▶ REQUIRED WORK: In this exercise, set down every entry that follows exactly as it appears.
___
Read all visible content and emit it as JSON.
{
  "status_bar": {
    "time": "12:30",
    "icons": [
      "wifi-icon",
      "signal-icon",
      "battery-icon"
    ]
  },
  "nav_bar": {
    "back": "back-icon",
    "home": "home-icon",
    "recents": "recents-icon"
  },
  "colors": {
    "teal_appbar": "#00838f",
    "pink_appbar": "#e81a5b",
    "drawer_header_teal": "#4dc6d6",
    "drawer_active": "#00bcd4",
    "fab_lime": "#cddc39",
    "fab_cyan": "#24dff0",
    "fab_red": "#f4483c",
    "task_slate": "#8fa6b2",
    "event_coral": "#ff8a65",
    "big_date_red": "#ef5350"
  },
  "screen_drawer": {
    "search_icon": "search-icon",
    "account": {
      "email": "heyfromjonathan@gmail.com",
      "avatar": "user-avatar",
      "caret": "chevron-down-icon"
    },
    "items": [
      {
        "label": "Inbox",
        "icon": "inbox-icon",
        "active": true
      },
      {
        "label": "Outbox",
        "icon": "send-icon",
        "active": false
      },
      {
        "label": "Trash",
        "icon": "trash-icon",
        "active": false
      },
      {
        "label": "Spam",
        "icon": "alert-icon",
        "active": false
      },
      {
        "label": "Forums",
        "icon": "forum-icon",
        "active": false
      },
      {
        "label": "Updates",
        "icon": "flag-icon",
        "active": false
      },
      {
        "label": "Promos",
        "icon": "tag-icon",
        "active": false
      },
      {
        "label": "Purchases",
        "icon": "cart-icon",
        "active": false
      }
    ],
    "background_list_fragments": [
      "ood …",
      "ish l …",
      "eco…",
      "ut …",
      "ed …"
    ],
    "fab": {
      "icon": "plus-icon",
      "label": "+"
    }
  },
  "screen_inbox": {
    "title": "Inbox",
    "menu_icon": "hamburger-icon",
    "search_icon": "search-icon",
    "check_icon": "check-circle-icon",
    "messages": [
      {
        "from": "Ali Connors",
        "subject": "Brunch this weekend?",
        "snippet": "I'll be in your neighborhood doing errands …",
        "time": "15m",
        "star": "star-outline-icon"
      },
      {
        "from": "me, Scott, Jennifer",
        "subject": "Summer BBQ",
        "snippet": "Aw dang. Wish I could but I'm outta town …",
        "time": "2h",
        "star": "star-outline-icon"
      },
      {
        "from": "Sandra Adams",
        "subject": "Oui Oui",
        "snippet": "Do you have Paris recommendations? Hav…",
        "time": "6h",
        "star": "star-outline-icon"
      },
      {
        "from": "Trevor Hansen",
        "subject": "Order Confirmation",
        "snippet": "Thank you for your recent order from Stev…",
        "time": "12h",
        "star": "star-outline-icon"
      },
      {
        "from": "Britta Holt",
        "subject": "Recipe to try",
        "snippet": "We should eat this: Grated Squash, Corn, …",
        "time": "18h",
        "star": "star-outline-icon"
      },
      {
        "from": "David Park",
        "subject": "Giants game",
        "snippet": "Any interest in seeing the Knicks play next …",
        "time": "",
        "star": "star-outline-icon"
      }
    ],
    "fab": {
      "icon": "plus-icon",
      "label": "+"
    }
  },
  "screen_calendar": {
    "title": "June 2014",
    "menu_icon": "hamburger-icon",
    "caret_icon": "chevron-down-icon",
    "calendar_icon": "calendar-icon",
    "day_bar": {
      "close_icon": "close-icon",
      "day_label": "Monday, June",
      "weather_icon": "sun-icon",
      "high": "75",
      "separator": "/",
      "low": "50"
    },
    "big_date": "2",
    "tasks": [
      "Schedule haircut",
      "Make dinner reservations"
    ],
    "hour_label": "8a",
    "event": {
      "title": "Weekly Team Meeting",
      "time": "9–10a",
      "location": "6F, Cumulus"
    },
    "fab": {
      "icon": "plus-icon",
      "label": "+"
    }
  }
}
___
▶ TASK ANSWER:
Read all visible content and emit it as JSON.
{
  "status_bar": {
    "time": "12:30",
    "icons": [
      "wifi-icon",
      "signal-icon",
      "battery-icon"
    ]
  },
  "nav_bar": {
    "back": "back-icon",
    "home": "home-icon",
    "recents": "recents-icon"
  },
  "colors": {
    "teal_appbar": "#00838f",
    "pink_appbar": "#e81a5b",
    "drawer_header_teal": "#4dc6d6",
    "drawer_active": "#00bcd4",
    "fab_lime": "#cddc39",
    "fab_cyan": "#24dff0",
    "fab_red": "#f4483c",
    "task_slate": "#8fa6b2",
    "event_coral": "#ff8a65",
    "big_date_red": "#ef5350"
  },
  "screen_drawer": {
    "search_icon": "search-icon",
    "account": {
      "email": "heyfromjonathan@gmail.com",
      "avatar": "user-avatar",
      "caret": "chevron-down-icon"
    },
    "items": [
      {
        "label": "Inbox",
        "icon": "inbox-icon",
        "active": true
      },
      {
        "label": "Outbox",
        "icon": "send-icon",
        "active": false
      },
      {
        "label": "Trash",
        "icon": "trash-icon",
        "active": false
      },
      {
        "label": "Spam",
        "icon": "alert-icon",
        "active": false
      },
      {
        "label": "Forums",
        "icon": "forum-icon",
        "active": false
      },
      {
        "label": "Updates",
        "icon": "flag-icon",
        "active": false
      },
      {
        "label": "Promos",
        "icon": "tag-icon",
        "active": false
      },
      {
        "label": "Purchases",
        "icon": "cart-icon",
        "active": false
      }
    ],
    "background_list_fragments": [
      "ood …",
      "ish l …",
      "eco…",
      "ut …",
      "ed …"
    ],
    "fab": {
      "icon": "plus-icon",
      "label": "+"
    }
  },
  "screen_inbox": {
    "title": "Inbox",
    "menu_icon": "hamburger-icon",
    "search_icon": "search-icon",
    "check_icon": "check-circle-icon",
    "messages": [
      {
        "from": "Ali Connors",
        "subject": "Brunch this weekend?",
        "snippet": "I'll be in your neighborhood doing errands …",
        "time": "15m",
        "star": "star-outline-icon"
      },
      {
        "from": "me, Scott, Jennifer",
        "subject": "Summer BBQ",
        "snippet": "Aw dang. Wish I could but I'm outta town …",
        "time": "2h",
        "star": "star-outline-icon"
      },
      {
        "from": "Sandra Adams",
        "subject": "Oui Oui",
        "snippet": "Do you have Paris recommendations? Hav…",
        "time": "6h",
        "star": "star-outline-icon"
      },
      {
        "from": "Trevor Hansen",
        "subject": "Order Confirmation",
        "snippet": "Thank you for your recent order from Stev…",
        "time": "12h",
        "star": "star-outline-icon"
      },
      {
        "from": "Britta Holt",
        "subject": "Recipe to try",
        "snippet": "We should eat this: Grated Squash, Corn, …",
        "time": "18h",
        "star": "star-outline-icon"
      },
      {
        "from": "David Park",
        "subject": "Giants game",
        "snippet": "Any interest in seeing the Knicks play next …",
        "time": "",
        "star": "star-outline-icon"
      }
    ],
    "fab": {
      "icon": "plus-icon",
      "label": "+"
    }
  },
  "screen_calendar": {
    "title": "June 2014",
    "menu_icon": "hamburger-icon",
    "caret_icon": "chevron-down-icon",
    "calendar_icon": "calendar-icon",
    "day_bar": {
      "close_icon": "close-icon",
      "day_label": "Monday, June",
      "weather_icon": "sun-icon",
      "high": "75",
      "separator": "/",
      "low": "50"
    },
    "big_date": "2",
    "tasks": [
      "Schedule haircut",
      "Make dinner reservations"
    ],
    "hour_label": "8a",
    "event": {
      "title": "Weekly Team Meeting",
      "time": "9–10a",
      "location": "6F, Cumulus"
    },
    "fab": {
      "icon": "plus-icon",
      "label": "+"
    }
  }
}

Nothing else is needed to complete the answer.